Irish banks second only to Greece for refusing loans
The Irish Banking Federation has rejected the findings of a Central Bank report that claims Ireland is second only to Greece in terms of refusing loans to small businesses.
The Central Bank report published this morning found that Irish banks reject more business loan applications than any other state in the euro zone except Greece, with small and medium businesses in Ireland twice as likely to have a loan application turned down as the average across the region.
Speaking on RTÉ Radio One this morning, chief executive Pat Farrell said the report did not compare like with like, as the surveys had not been carried out according to the same templates across the euro zone.
“The definitive report on this area is the Mazars report, and that sets out clearly the fact that banks are lending to small businesses,” he said.
“We now have a situation where the Department of Finance and the Government is definitively standing behind the Mazars report, and now we have this report coming out of the blue sky from the Central Bank which on the face of it seems to be saying something completely different,” Mr Farrell said.
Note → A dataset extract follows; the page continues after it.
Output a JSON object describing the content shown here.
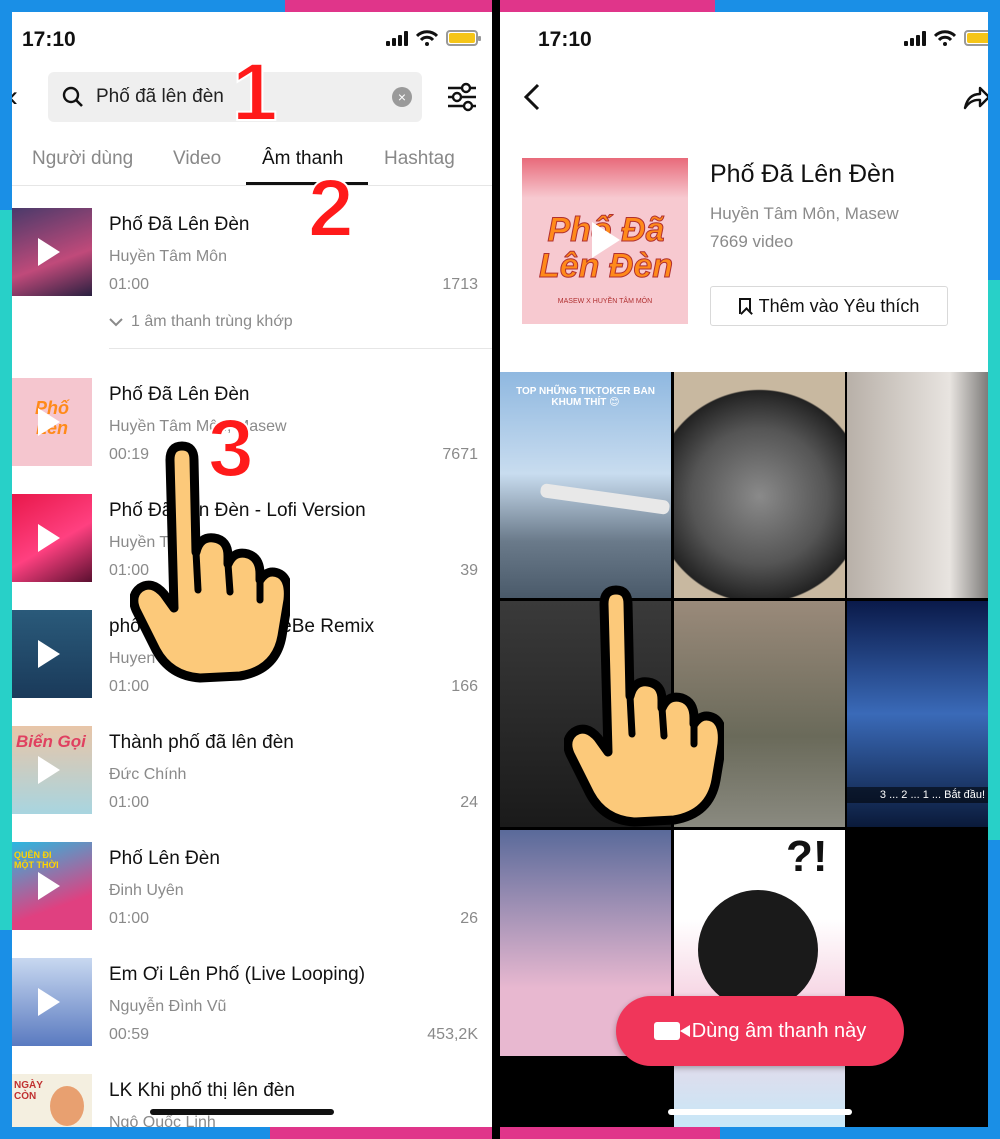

However, the Central Bank report is based on the Mazars report.
A spokesman for the IBF later said the group had some fundamental concerns about the report and it would require further analysis. He cited the size of the sample used in the study, and also raised questions about whether the asset quality of the those applying for loans had been analysed.
The report found that more than one in four businesses seeking a loan or an overdraft were rejected in the six months to March, more than double the euro average and compares with one in 28 in Germany.
While some teetering businesses which seek credit have little chance of repaying loans – and thus have to be refused them – the new study says that “high rejection rates in Ireland cannot be explained by the quality of the pool of potential borrowers”.
A related finding that will raise hackles in the business community is that, within the euro zone, Ireland has the second-highest share of “discouraged business borrowers” (companies that do not apply for a loan despite requiring credit, for fear of rejection).
Proportionately, the number of discouraged borrowers is double the euro area average.
The IBF has attributed drastically reduced new loan issuance to weak demand from small and medium-sized enterprises (SMEs).
Today’s report finds that this claim is dubious.
The country’s largest group of financial brokers PIBA said the report "lifts the cloak of pretence" surrounding bank lending.
"The findings in today’s report are indisputable. The tragedy is that it has been going on for far too long and indeed worsened in the first quarter of this year over the last quarter of last year," said Rachel Doyle chief operations officer at the association.
"Now that the Central Bank’s own report confirms the reality, it is to be hoped and expected that they would act to bring about change rapidly."
Chambers Ireland said the report highlighted that Ireland had some of the “harshest lending conditions” in the euro zone and it was concerned “at the high level” of businesses not applying for loans for fear of rejection.
It said it was time for the Government “to agree its line on lending conditions and ensure that all banks follow suit”.
“The Government needs to set the standard for lending through the terms of its Enterprise Loan Guarantee Scheme which must be implemented without further delay,” Chambers Ireland deputy chief executive Seán Murphy said